Obstruction of justice is the crime of interfering with the administration and due process of the law, including any criminal proceeding or investigation. Obstruction can be either a federal crime or a state crime, depending on the type of proceeding interfered with. To be guilty of obstruction of justice, a person must have knowledge of an investigation or proceeding and attempt to influence it.
The definition of obstruction is very broad and includes any interference with the application of the law, so there are many offenses that can be considered obstruction of justice. Some examples include:
The right of individuals to remain silent only allows them to refuse to answer police questions. If they answer and lie, this is not protected and is obstruction.
Since there are so many offenses that can constitute obstruction of justice, the penalty will vary based on the severity of the offense. Penalties can range from simple fines to jail time of up to ten years.
Yes. Although obstruction is a crime and is thus tried in criminal court, obstruction can be committed outside of criminal law. Obstructing a civil law case will thus yield the same results as obstructing a criminal proceeding.
Also note that obstruction can be charged outside of trial. If evidence of obstruction is found before or after the trial, the person interfering with the investigation can be charged. The person or party need not be a party to the case to be charged with obstruction.
Since there are so many offenses that can constitute obstruction of justice, the penalty will vary based on the severity of the offense.
Obstruction of justice can be a felony or a misdemeanor, depending on the state, the court, and the offense committed. Lying to a local police officer about your name at a traffic stop is typically a misdemeanor; theft of a document in a federal court case is a felony.
Penalties for misdemeanor are typically simple fines while felony charges can yield jail time of up to ten years.
If you have been accused of any crime, you should speak to a criminal defense lawyer immediately. A lawyer can advise you of your rights and defenses under the law and represent you in court.
Last Modified: 09-04-2017 11:52 PM PDTLaw Library Disclaimer

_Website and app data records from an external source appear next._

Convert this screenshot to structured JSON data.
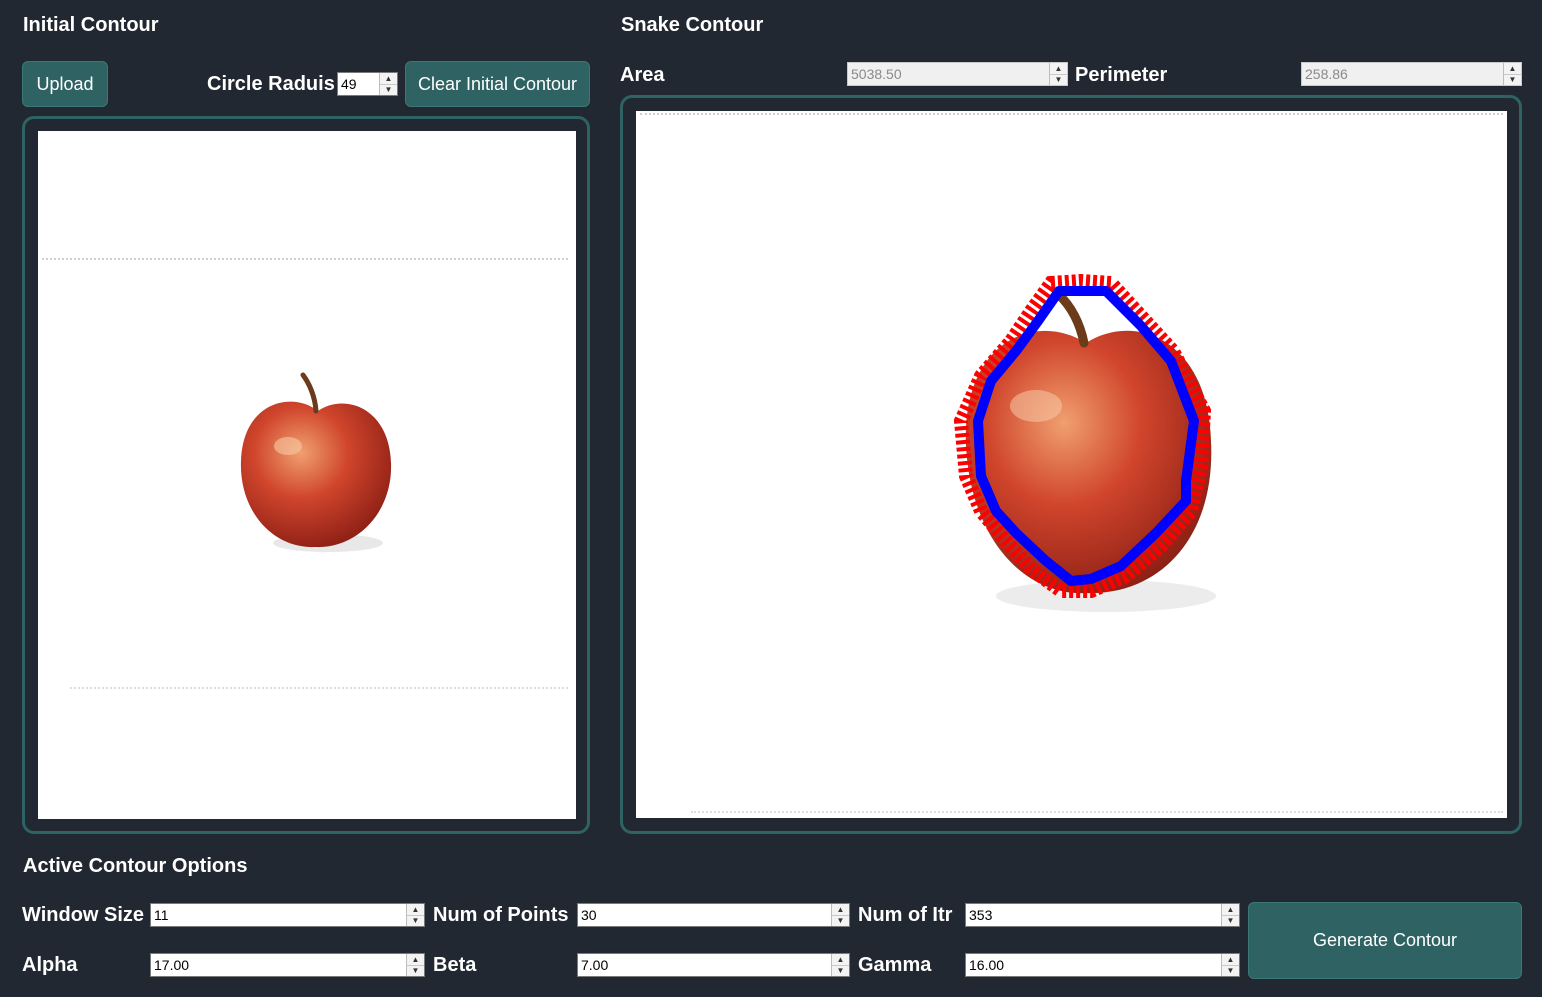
{
  "left": {
    "title": "Initial Contour",
    "upload_label": "Upload",
    "radius_label": "Circle Raduis",
    "radius_value": "49",
    "clear_label": "Clear Initial Contour"
  },
  "right": {
    "title": "Snake Contour",
    "area_label": "Area",
    "area_value": "5038.50",
    "perimeter_label": "Perimeter",
    "perimeter_value": "258.86"
  },
  "options": {
    "title": "Active Contour Options",
    "window_size_label": "Window Size",
    "window_size_value": "11",
    "num_points_label": "Num of Points",
    "num_points_value": "30",
    "num_itr_label": "Num of Itr",
    "num_itr_value": "353",
    "alpha_label": "Alpha",
    "alpha_value": "17.00",
    "beta_label": "Beta",
    "beta_value": "7.00",
    "gamma_label": "Gamma",
    "gamma_value": "16.00",
    "generate_label": "Generate Contour"
  },
  "colors": {
    "background": "#222831",
    "accent": "#2f6363",
    "snake_outer": "#ff0000",
    "snake_inner": "#0000ff",
    "apple": "#c0392b"
  },
  "icons": {
    "spin_up": "up-arrow-icon",
    "spin_down": "down-arrow-icon"
  }
}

We've helped more than 4 million clients find the right lawyer – for free. Present your case online in minutes. LegalMatch matches you to pre-screened lawyers in your city or county based on the specifics of your case. Within 24 hours experienced local lawyers review it and evaluate if you have a solid case. If so, attorneys respond with an offer to represent you that includes a full attorney profile with details on their fee structure, background, and ratings by other LegalMatch users so you can decide if they're the right lawyer for you.